This confusion often comes from people who have a successful personal social media following and expect this popularity to instantly translate into the organization’s social media presence. On our personal social media accounts, we post a nice picture of lunch, or share a link to a great article, and our friends instantly engage with our content because they know us outside of social media; the relationship already exists. For an organization’s social media account, many of the fans of the page have never had any direct interaction with the organization outside of that online channel. When organizations post without a strategy on social media–as they do on their personal accounts–they expect the same instant-gratification engagement. If it doesn’t come immediately, their hard-wired expectation isn’t met and they are left frustrated, disheartened, and exasperated.
The challenge for organizations is to create an online presence that is so engaging, people who have never heard of or interacted with them outside of social media will want to engage with them on their pages.

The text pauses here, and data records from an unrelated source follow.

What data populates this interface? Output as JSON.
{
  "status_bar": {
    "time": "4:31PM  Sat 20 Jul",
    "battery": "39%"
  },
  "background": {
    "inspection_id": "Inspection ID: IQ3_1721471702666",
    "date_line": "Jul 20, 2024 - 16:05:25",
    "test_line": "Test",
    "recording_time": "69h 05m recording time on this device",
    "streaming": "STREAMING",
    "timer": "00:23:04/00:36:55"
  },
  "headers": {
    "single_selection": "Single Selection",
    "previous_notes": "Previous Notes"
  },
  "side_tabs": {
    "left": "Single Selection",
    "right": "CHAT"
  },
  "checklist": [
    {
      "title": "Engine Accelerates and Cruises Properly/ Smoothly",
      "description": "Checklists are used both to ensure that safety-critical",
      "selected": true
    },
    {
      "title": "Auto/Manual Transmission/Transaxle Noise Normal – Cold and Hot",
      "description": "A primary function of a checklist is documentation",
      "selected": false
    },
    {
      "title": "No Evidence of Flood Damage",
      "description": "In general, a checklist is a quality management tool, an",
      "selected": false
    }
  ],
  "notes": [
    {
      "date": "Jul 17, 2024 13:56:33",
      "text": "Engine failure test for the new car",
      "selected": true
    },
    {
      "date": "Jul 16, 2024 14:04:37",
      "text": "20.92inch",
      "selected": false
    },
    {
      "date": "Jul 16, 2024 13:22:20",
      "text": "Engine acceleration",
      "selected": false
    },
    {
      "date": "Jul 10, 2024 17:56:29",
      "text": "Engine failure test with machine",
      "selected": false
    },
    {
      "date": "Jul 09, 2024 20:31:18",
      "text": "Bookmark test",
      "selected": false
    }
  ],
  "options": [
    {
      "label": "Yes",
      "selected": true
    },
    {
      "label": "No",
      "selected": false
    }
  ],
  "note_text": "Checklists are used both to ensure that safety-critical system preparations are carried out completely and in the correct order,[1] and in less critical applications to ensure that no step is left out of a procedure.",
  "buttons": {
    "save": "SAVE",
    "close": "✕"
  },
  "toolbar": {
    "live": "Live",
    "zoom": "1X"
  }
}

Growing a successful social media presence takes time, patience, care, and intent. At Phil, we like to allude to social media as a tree. Each part of the tree, its surroundings, and the stages of its growth are essential to producing a full-grown, healthy tree.
In this process–because it is a process–the seed of the tree is the intent: the goal of having a flourishing social media presence. Getting this seed to grow requires resources (water), and time. A seed also contains all of the DNA for the tree; what are the objectives of the social media presence? What does the organization want it to look like and what goals do they want it to obtain?
Once the seed is planted, the roots gather information to feed the social media presence. Listening before the organization throws out content is the most important part of any social media presence. Learn about the audience, similar organizations, the community. What do they care about? What are their needs, interests, and questions? This information is constantly changing. Constantly monitoring the landscape keeps social media channels relevant and engaging.
The social media strategy through which all information is funneled and housed is like the trunk of the tree. After learning about what the audience wants, decide how it will be presented to them. How much of the information will be brand, community, lifestyle, programs, etc.? What channels will it be posted on? When will it be posted? To protect the trunk, you need bark. The execution plan and online content posting tool is like the bark. If you decide to post three times a day on Twitter, then devise a plan for when, who, and how it will be posted. There are a myriad of online platforms available to cultivate, organize, schedule, and post content. Choose one that fits the organization, follow the protocol, and post accordingly. Without the bark, the trunk is exposed and opportunities for growth are missed.
The main branches of the tree represent the content being posted through social media channels. Choosing channels that will best reach your target audience is essential to a successful social media presence. If you want to reach qualified volunteers and millennials, LinkedIn is a great place to start. Posting once a week on Pinterest is not.
The content that you post is like the leaves and the audience is like the sun. Properly placing the leaves to soak up the sun gives the tree life. However, the positioning of the leaves and their quality clearly starts from the ground up. The better the leaves are placed, the more sun the tree receives and the more the tree grows. Social media works very similarly. Post content your audience loves, and they’ll show that love by engaging with your channels.
At Phil, we frequently see organizations with withered, unloved, or nonexistent social media trees. They come to us for help. “But my personal social media account does well”, “I’m sharing interesting content and no one seems to care”, “I can’t find anything/ don’t know what to post”. These organizations approach social media by gathering withered leaves (content) and tossing it back into the wind, expecting something will take root. Without reflection, listening, and careful thought, a successful social media strategy has no chance to grow.
Growing a tree is not an immediate process. However, once the tree is grown and healthy, it is sustainable and its growth is directly related to the sustenance it receives. You get what you give.